Natural Hazard Risk
Samoa, a remote Pacific Island state, is exposed to many natural hazards, including droughts, earthquakes, floods, tropical storms, and volcanic eruptions, and. The primary hazards facing the islands are tropical storms and cyclones associated with destructive winds, rainfall, flooding, swells, storm surges, and potentially tornadoes. These events can cause significant damage to communities, infrastructure, and the economy. In December 2012, Tropical Cyclone Evan struck the country’s two primary islands, and caused about $204 million in damages and losses, equivalent to nearly 30 percent of the total value of goods and services Samoa produced in 2011, with transport and agriculture the most affected sectors.
The country is also vulnerable to earthquakes. In September 2009, a powerful 8.0 magnitude earthquake occurred off the coast of the main Samoan island chain and was followed shortly by two tsunami waves, with swells up to 11 meters that also impacted American Samoa and Tonga. These events caused economic impact to Samoa of about $124 million.
A small island state, Samoa is also vulnerable to the growing geographical, geological, and socioeconomic impacts of climate change. The country is already experiencing increased frequency and intensity in extreme weather and climate events.
Samoa has taken steps to strengthen disaster risk management (DRM). In 2007, the government passed an act supporting the management of disasters and emergencies in the country through enhanced planning, risk reduction, response, and recovery, as well as better coordination among relevant agencies. Additional policy measures have been taken, such as the Samoa National Action Plan for DRM 2011–2016. Institutionally, both DRM and climate change adaptation are integrated into the Ministry of Natural Resources, helping to streamline these efforts.

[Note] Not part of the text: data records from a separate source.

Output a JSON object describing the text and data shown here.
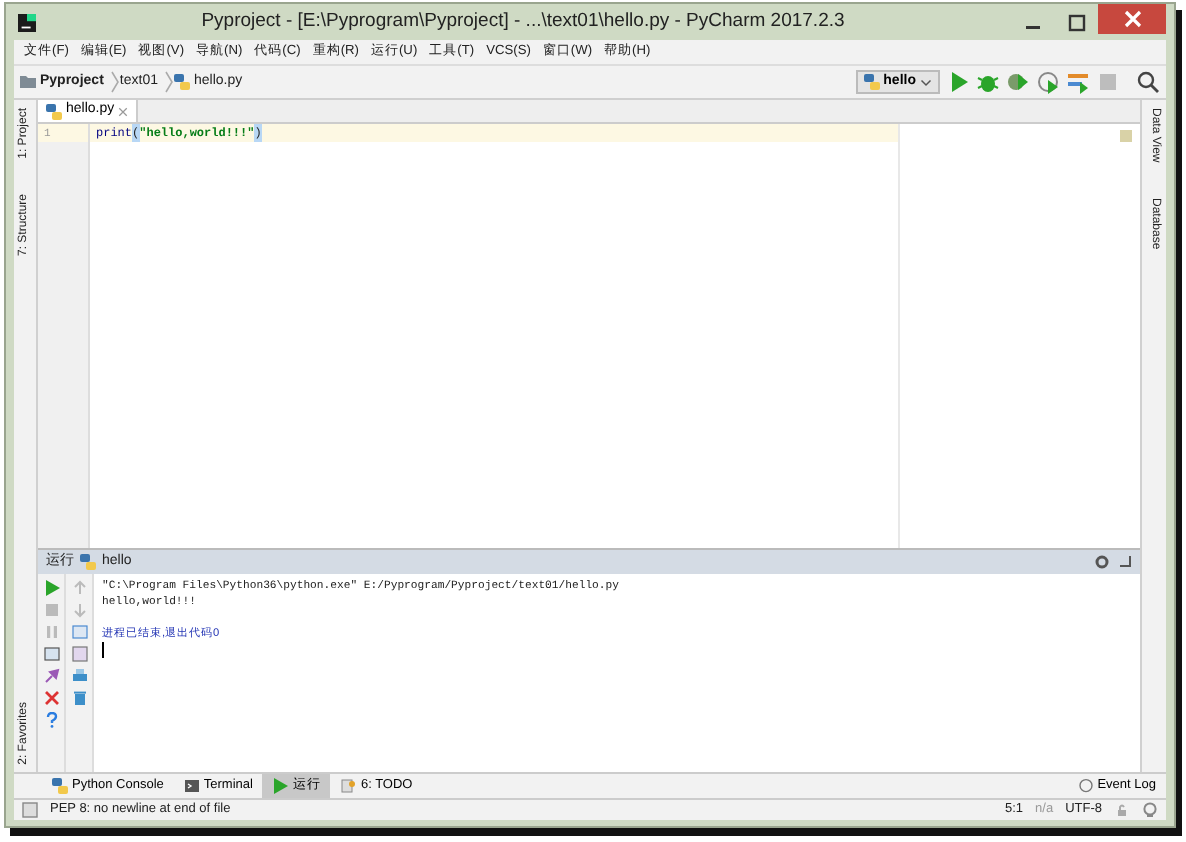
{
  "window": {
    "title": "Pyproject - [E:\\Pyprogram\\Pyproject] - ...\\text01\\hello.py - PyCharm 2017.2.3"
  },
  "menu": [
    "文件(F)",
    "编辑(E)",
    "视图(V)",
    "导航(N)",
    "代码(C)",
    "重构(R)",
    "运行(U)",
    "工具(T)",
    "VCS(S)",
    "窗口(W)",
    "帮助(H)"
  ],
  "breadcrumb": [
    {
      "kind": "project",
      "label": "Pyproject"
    },
    {
      "kind": "folder",
      "label": "text01"
    },
    {
      "kind": "file",
      "label": "hello.py"
    }
  ],
  "run_config": "hello",
  "left_tool_tabs": [
    {
      "label": "1: Project"
    },
    {
      "label": "7: Structure"
    },
    {
      "label": "2: Favorites"
    }
  ],
  "right_tool_tabs": [
    {
      "label": "Data View"
    },
    {
      "label": "Database"
    }
  ],
  "editor": {
    "tabs": [
      {
        "label": "hello.py",
        "selected": true
      }
    ],
    "lines": [
      {
        "number": "1",
        "tokens": [
          {
            "kind": "builtin",
            "text": "print"
          },
          {
            "kind": "paren",
            "text": "("
          },
          {
            "kind": "string",
            "text": "\"hello,world!!!\""
          },
          {
            "kind": "paren",
            "text": ")"
          }
        ]
      }
    ]
  },
  "run_panel": {
    "title": "运行",
    "config": "hello",
    "output": [
      {
        "kind": "command",
        "text": "\"C:\\Program Files\\Python36\\python.exe\" E:/Pyprogram/Pyproject/text01/hello.py"
      },
      {
        "kind": "stdout",
        "text": "hello,world!!!"
      },
      {
        "kind": "exit",
        "text": "进程已结束,退出代码0"
      }
    ]
  },
  "bottom_tabs": [
    {
      "kind": "python",
      "label": "Python Console",
      "selected": false
    },
    {
      "kind": "terminal",
      "label": "Terminal",
      "selected": false
    },
    {
      "kind": "run",
      "label": "运行",
      "selected": true
    },
    {
      "kind": "todo",
      "label": "6: TODO",
      "selected": false
    }
  ],
  "event_log": "Event Log",
  "status_bar": {
    "message": "PEP 8: no newline at end of file",
    "position": "5:1",
    "vcs": "n/a",
    "encoding": "UTF-8"
  }
}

The government also has made strides in strengthening its financial resilience to natural hazard shocks, and participates in the GFDRR-supported Pacific Catastrophe Risk Assessment and Financing Initiative (PCRAFI) pilot program.
To advance its DRM agenda, Samoa is prioritizing:
- Country- and regional-level initiatives to strengthen resilience to climate change; and,
- Increasing the resilience of infrastructure to natural hazards and climate change.
After the 2009 earthquake and tsunami, GFDRR helped the government conduct a post-disaster needs assessment (PDNA), in coordination with the World Bank, the United Nations, the Asian Development Bank (ADB), and other partners. The assessment helped leverage $20 million from the World Bank to support rebuilding the tourism industry, with similar funding from ADB.
Following the devastation of Tropical Cyclone Evan in late 2012, GFDRR supported the government to conduct a PDNA. This assessment helped the government mobilize funding for recovery and reconstruction, including $40 million from the World Bank for projects that will provide recovery assistance to affected commercial fishers and farmers and strengthen the resilience of Samoa’s road infrastructure, among others. An additional $50 million was leveraged by ADB, European Union, Australia, New Zealand, United Kingdom, and others, to support recovery projects in the energy, water, tourism, and education sectors, among others.
GFDRR is also supporting Samoa’s participation in a regional program, with activities advancing climate and disaster resilience in infrastructure investments, including Samoa’s roads and schools. Support will also be offered for modernizing early warning and preparedness and for improving the post-disaster response capacity of participating Pacific Island countries. Additionally, Samoa has participated in a pooled catastrophe risk insurance pilot program under PCRAFI since 2013.
Looking ahead, GFDRR anticipates continued demand from the Government of Samoa on:
- Integrating risk considerations into existing and planned education sector investments;
- Modernizing early warning and preparedness systems;
- Mainstreaming disaster and climate resilience in spatial planning and sector investments;
- Exploring additional financial protection strategies; and,
- Strengthening climate resilience.